The foreign policy approach of both US presidential candidates, Barack Obama and Mitt Romney, is haphazard and should be revised to focus on dialogue with societies rather than governments and political elites
The upcoming presidential election in the United States begs the question: what kind of foreign policy will be at the top of the agenda for the winner? And how should the many global challenges be piled on America's shelves? It is apparent that both the Democratic incumbent Barack Obama and his Republican challenger Mitt Romney have a lot of tasks at hand: their ongoing election campaigns and debates vividly show that their approaches to foreign problems are at best haphazard.
How can we otherwise gauge Obama's opaque policy towards Iran and the Middle East? Or Romney describing Russia as America's number one geopolitical foe? Is it not time for them to grasp the nettle? Is not it time to put forward a clear long-term strategy?
Recent overarching changes in the world of politics in the form of globalisation, the diminishing gap between the west and the rest, the rise of China, the European Union's diminishing role, the BRICS – Brazil, Russia, India, China and South Africa – environmental changes, the financial crisis, the threat from non-state actors such as terrorist groups – all these are indisputable faces that encapsulate a chaotic international mosaic. How should the US accommodate that new multipolar world order to best deliver the American nation's message to the world?
It is of utmost significance to revisit America's current foreign policy agenda in order to succeed in these global undertakings. Glacial Sino-American relations, open confrontation with Iran, Syrian deadlock, inaction in the Sudans, and Arab-Israeli conflict all cast a shadow on the peaceful economic development of the US and the whole world.
Chinese investments provoke serious concerns among some American decision-makers, who argue that they may undermine core US national security interests thus hindering deeper economic cooperation. Taking into account the nationalistic appetite of the Chinese political elite, 'Chimerica' reminds me of otherworldliness. But stronger Sino-American cooperation based on mutual interests seems possible. The same applies to India, Brazil and other decisive actors in international arena.
Nevertheless, in this era of globalisation, state-to-state cooperation is not enough. The US can exercise its soft power to deepen cooperation with China, India, Brazil and others. This cooperation must rise to the societal level, between ordinary citizens. Mostly in non-democratic states, and states in the period of transition, there is a huge gap between public opinion and the so-called 'published opinion'.
This can apply to China, Iran and the like where the political elite – who have not been elected directly or have been 'elected' against the nation's will – does not represent the people's political outlook or opinion about the US and the its foreign policy. That is why the new Obama or Romney administration should undertake an abrupt reversal in American foreign policy agenda and focus more on societies rather then governments and political elites.

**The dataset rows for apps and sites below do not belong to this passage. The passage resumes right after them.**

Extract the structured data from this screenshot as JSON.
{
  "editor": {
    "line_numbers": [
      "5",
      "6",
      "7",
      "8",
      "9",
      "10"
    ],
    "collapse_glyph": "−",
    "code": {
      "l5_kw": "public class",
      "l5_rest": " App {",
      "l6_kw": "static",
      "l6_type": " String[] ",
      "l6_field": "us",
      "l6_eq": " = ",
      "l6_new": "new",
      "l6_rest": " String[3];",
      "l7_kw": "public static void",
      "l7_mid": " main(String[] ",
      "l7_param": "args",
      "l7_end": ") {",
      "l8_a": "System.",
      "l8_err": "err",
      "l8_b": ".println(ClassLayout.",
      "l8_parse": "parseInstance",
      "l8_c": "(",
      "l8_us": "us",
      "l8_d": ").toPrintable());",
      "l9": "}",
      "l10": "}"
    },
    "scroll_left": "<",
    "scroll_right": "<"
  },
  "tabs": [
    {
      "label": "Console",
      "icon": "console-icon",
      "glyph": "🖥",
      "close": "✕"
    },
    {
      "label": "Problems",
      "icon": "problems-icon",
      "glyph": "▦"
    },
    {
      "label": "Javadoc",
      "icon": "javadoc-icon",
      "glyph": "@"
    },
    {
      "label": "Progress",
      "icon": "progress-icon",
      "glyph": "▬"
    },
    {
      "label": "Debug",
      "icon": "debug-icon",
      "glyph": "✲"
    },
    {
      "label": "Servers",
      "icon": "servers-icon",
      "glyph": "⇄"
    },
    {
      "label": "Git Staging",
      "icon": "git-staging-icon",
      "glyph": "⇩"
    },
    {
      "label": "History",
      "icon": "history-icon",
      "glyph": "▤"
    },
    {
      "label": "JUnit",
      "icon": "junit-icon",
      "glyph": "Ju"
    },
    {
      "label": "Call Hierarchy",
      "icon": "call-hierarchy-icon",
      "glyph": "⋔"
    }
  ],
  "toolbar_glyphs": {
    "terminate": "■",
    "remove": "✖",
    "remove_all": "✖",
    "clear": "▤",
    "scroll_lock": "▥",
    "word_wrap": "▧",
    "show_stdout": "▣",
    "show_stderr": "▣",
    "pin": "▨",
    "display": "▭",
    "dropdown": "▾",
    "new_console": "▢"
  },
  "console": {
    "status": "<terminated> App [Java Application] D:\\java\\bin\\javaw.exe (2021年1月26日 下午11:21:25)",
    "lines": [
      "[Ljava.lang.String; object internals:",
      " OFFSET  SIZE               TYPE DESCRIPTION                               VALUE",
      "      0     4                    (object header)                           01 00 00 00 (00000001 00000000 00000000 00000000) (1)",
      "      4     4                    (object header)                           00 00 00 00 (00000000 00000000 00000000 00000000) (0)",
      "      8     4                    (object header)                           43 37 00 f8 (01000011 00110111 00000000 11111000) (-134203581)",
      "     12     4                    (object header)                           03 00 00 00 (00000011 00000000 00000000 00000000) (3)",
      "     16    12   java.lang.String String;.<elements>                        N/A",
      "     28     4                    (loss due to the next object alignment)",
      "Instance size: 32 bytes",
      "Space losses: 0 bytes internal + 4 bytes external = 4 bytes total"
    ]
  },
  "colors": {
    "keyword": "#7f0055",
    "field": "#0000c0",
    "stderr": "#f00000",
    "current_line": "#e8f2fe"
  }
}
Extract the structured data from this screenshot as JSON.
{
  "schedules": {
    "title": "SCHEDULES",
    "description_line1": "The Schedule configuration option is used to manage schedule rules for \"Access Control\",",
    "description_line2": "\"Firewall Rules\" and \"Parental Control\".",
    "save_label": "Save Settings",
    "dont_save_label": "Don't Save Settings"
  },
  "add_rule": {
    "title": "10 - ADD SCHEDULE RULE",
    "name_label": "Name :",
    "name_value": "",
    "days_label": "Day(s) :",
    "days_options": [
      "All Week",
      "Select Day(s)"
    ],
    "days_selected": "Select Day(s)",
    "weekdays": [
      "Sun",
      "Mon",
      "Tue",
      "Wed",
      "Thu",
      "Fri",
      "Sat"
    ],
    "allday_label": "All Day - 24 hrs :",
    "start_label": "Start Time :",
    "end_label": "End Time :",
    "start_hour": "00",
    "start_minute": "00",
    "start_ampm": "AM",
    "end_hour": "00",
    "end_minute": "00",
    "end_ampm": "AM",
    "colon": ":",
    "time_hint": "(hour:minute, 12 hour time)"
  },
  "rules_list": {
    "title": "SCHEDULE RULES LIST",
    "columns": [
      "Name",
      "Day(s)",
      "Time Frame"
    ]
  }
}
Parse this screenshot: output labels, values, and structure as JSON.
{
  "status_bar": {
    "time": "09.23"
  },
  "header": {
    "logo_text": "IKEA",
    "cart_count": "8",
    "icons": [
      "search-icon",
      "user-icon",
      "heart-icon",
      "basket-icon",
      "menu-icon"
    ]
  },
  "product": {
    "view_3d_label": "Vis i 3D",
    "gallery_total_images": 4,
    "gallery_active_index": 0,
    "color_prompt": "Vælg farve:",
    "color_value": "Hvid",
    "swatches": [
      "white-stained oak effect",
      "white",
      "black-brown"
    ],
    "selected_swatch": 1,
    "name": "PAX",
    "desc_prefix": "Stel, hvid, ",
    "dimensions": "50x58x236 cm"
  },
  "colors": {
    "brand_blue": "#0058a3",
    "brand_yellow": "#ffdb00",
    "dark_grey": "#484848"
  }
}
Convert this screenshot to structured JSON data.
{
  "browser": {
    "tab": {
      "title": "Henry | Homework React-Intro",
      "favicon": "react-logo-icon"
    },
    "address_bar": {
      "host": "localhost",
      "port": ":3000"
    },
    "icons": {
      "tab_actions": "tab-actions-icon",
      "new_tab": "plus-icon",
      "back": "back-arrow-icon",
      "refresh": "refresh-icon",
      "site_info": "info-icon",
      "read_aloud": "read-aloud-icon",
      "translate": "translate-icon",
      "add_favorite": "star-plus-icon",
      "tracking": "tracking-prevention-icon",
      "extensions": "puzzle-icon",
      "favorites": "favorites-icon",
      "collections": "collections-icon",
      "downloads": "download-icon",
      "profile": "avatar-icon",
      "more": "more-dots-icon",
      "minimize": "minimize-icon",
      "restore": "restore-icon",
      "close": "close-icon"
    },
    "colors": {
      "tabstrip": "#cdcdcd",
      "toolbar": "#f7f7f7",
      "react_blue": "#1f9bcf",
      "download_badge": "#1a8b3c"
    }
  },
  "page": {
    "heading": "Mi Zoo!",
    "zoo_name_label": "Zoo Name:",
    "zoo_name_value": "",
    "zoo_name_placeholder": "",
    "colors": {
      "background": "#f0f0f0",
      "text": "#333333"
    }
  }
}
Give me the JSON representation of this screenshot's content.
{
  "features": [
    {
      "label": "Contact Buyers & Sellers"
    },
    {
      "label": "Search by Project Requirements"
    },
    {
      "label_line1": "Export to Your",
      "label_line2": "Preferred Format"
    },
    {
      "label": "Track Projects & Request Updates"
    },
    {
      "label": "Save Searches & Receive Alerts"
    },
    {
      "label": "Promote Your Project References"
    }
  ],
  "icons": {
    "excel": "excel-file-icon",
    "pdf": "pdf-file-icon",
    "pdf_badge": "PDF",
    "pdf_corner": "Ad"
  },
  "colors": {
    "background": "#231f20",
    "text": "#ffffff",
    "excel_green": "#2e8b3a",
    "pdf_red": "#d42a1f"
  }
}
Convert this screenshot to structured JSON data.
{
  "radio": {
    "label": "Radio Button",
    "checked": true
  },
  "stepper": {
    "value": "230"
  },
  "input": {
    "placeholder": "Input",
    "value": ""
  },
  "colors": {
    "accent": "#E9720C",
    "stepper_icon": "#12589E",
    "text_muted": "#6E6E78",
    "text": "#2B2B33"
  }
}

Betting on the ordinary people will, in any case, pave the way for exerting US power on the political elite as the latter will no longer be able to use the published opinion in order to cheat their own nation and stay in power. Economic investments and deeper cooperation, socio-cultural engagement, more open dialogue between people and societies – not just between governments and officials – more opportunities in the field of educational and scientific cooperation. All these should be the new administration's strategy after the November 6 election.
The establishment of closer ties between the people of the US and the people of other given countries will make their relationship increasingly interdependent thus replacing confrontation with cooperation, exclusion with engagement, insular passions with global interests. The US will thus spin a web of prosperous relationships, the very guarantee of American security in the new multipolar world. It is societies rather than governments that will decide the future.
Vahram Ayvazyan is a 2012 graduate of the Genocide and Human Rights University Programme